__Task goal__
Each line that contains the word "Slike" is to be copied from the records below.
====== Data shown
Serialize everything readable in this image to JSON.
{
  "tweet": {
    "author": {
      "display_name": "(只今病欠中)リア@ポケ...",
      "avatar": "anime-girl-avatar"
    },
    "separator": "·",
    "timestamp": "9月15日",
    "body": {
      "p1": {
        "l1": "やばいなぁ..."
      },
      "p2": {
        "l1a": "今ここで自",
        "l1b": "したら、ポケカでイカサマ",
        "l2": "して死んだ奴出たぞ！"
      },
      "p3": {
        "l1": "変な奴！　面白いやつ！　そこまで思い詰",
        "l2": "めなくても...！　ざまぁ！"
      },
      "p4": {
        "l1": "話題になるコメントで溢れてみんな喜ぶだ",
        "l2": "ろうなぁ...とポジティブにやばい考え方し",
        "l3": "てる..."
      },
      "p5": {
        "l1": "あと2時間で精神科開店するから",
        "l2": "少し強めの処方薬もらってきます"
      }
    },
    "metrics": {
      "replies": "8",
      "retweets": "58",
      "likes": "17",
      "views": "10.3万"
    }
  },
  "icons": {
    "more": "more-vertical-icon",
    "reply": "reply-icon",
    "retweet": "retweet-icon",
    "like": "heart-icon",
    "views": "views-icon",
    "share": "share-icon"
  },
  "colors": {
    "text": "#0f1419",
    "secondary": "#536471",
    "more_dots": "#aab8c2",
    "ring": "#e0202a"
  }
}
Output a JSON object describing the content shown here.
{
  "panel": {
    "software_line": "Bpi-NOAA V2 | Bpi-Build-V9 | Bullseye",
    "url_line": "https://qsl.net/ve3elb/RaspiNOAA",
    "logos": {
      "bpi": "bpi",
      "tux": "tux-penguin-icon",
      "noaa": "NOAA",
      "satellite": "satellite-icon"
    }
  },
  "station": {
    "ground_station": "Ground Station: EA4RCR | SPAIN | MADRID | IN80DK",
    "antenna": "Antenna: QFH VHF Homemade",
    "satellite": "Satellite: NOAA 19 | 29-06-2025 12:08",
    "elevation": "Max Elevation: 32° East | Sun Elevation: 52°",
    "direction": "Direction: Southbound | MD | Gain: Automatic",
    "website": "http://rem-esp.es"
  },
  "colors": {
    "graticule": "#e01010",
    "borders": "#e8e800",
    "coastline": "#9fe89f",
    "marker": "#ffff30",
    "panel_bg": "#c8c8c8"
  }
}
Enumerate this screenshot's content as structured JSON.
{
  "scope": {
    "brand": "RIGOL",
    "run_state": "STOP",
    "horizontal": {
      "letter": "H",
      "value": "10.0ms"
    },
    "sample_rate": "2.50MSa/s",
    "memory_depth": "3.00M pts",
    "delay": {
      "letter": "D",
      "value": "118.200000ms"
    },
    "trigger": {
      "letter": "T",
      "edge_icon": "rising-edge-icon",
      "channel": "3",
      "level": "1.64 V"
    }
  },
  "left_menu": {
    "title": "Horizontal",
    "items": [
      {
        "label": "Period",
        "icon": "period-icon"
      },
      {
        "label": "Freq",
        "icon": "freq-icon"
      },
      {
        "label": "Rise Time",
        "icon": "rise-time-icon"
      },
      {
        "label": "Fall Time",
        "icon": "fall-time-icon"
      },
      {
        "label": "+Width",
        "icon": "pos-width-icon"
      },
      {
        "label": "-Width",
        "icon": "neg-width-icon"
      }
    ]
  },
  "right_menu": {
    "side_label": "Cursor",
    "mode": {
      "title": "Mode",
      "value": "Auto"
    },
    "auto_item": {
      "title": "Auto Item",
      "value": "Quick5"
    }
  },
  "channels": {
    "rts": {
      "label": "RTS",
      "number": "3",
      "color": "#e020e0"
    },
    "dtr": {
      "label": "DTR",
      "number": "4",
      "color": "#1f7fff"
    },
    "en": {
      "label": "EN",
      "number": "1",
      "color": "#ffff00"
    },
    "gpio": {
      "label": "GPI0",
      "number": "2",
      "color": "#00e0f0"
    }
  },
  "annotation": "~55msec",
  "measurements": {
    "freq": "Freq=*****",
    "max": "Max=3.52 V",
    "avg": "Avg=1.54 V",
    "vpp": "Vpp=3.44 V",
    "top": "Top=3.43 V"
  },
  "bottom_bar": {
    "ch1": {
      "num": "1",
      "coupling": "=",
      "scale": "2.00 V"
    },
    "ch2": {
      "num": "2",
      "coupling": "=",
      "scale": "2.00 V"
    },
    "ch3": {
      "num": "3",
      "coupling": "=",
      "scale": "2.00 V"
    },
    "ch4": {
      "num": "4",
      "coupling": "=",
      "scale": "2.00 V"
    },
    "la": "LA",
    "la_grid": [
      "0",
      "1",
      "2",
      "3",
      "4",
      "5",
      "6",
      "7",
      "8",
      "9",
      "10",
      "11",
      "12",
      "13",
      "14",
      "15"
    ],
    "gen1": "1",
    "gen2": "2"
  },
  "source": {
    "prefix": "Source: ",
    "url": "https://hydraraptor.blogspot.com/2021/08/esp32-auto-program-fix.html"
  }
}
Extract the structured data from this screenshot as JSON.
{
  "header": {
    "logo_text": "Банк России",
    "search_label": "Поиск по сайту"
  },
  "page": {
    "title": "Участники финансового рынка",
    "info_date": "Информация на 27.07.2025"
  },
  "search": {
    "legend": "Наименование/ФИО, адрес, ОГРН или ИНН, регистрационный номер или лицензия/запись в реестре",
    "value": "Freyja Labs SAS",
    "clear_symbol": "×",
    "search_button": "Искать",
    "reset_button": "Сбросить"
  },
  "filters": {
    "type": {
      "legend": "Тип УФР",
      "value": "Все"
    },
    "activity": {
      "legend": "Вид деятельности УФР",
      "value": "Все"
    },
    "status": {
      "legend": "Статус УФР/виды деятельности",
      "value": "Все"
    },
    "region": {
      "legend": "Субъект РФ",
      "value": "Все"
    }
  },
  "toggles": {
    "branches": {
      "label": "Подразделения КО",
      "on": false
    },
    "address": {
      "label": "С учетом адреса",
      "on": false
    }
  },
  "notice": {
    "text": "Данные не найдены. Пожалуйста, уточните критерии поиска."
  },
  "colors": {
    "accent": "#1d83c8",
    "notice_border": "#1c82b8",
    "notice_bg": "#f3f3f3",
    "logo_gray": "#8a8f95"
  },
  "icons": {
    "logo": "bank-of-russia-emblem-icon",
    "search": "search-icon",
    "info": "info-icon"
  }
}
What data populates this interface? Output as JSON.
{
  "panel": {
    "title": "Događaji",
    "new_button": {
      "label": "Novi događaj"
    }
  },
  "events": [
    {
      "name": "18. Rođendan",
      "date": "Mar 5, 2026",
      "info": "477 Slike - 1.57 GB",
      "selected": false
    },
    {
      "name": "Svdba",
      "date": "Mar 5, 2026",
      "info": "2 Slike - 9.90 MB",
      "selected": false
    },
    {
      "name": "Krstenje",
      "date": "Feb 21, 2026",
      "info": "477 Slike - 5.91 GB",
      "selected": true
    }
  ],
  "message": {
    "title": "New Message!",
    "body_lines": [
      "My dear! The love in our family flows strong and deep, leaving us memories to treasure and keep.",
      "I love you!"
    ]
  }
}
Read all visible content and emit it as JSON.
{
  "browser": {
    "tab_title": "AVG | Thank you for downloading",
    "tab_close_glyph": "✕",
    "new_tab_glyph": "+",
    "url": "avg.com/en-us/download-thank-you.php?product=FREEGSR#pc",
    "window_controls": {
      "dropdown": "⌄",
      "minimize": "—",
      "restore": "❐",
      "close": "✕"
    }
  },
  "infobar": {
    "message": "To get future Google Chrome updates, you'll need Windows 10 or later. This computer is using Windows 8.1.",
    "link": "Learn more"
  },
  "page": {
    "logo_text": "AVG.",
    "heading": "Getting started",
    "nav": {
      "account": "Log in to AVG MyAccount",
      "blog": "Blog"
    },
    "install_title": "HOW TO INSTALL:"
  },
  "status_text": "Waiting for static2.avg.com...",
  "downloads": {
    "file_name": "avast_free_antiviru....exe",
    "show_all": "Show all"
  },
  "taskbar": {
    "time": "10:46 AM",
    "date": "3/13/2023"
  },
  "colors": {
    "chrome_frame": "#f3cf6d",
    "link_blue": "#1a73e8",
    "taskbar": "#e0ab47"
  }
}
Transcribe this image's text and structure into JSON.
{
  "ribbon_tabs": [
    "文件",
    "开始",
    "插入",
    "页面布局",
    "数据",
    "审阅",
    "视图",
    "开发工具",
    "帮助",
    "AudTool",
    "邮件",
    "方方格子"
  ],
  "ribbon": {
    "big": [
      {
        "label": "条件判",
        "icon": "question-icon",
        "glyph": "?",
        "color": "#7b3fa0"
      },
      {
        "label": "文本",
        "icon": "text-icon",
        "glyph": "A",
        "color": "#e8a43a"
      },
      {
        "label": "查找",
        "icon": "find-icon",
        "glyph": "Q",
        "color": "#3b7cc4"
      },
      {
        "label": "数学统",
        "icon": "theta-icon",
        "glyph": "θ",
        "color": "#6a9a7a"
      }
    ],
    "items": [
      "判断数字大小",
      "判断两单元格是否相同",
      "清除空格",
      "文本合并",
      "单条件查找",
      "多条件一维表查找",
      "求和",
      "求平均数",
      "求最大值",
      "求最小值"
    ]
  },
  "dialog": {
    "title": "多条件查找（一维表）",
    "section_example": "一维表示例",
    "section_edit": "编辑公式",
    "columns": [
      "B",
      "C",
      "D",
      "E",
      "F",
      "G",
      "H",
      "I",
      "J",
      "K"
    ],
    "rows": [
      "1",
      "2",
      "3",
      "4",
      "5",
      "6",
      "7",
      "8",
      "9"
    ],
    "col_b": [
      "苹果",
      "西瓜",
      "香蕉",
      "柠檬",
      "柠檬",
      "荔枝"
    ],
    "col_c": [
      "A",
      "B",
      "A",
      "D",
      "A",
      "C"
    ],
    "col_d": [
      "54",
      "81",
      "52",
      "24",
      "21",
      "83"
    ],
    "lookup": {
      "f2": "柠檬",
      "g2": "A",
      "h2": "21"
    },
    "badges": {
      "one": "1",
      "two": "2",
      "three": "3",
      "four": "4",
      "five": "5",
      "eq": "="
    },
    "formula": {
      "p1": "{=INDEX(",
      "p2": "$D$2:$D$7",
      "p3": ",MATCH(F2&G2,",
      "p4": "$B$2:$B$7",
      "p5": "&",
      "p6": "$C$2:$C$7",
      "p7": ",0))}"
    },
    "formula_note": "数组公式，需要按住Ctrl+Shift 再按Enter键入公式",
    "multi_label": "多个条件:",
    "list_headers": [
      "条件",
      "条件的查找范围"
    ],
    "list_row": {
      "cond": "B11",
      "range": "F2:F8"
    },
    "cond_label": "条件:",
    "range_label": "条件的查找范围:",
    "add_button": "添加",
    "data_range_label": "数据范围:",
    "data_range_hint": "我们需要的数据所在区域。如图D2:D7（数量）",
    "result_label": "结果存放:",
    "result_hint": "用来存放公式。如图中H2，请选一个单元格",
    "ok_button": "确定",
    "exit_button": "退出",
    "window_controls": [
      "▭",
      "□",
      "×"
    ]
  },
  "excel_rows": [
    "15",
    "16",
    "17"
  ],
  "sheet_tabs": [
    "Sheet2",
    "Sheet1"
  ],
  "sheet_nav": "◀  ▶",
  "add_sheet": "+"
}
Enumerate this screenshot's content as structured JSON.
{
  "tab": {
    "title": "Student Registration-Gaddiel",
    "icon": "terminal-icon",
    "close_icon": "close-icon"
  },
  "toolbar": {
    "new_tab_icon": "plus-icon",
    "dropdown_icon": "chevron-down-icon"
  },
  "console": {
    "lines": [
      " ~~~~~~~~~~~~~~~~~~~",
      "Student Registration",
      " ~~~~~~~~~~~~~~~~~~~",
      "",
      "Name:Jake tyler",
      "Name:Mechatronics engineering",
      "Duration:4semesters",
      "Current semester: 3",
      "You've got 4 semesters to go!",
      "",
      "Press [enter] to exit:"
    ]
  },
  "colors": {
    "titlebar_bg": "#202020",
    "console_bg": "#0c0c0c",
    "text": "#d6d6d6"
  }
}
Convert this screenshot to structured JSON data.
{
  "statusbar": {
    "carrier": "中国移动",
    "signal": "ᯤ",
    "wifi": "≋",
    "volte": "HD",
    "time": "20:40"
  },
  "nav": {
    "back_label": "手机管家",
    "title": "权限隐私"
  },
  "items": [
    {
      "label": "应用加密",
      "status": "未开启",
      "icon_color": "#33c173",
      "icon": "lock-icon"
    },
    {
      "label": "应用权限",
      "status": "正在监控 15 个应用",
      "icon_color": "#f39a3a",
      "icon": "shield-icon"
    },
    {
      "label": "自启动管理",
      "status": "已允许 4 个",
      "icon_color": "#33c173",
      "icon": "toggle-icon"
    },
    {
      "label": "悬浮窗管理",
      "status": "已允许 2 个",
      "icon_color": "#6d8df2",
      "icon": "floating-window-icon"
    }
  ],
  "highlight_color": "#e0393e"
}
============
__Completed exercise__
      "info": "477 Slike - 1.57 GB",
      "info": "2 Slike - 9.90 MB",
      "info": "477 Slike - 5.91 GB",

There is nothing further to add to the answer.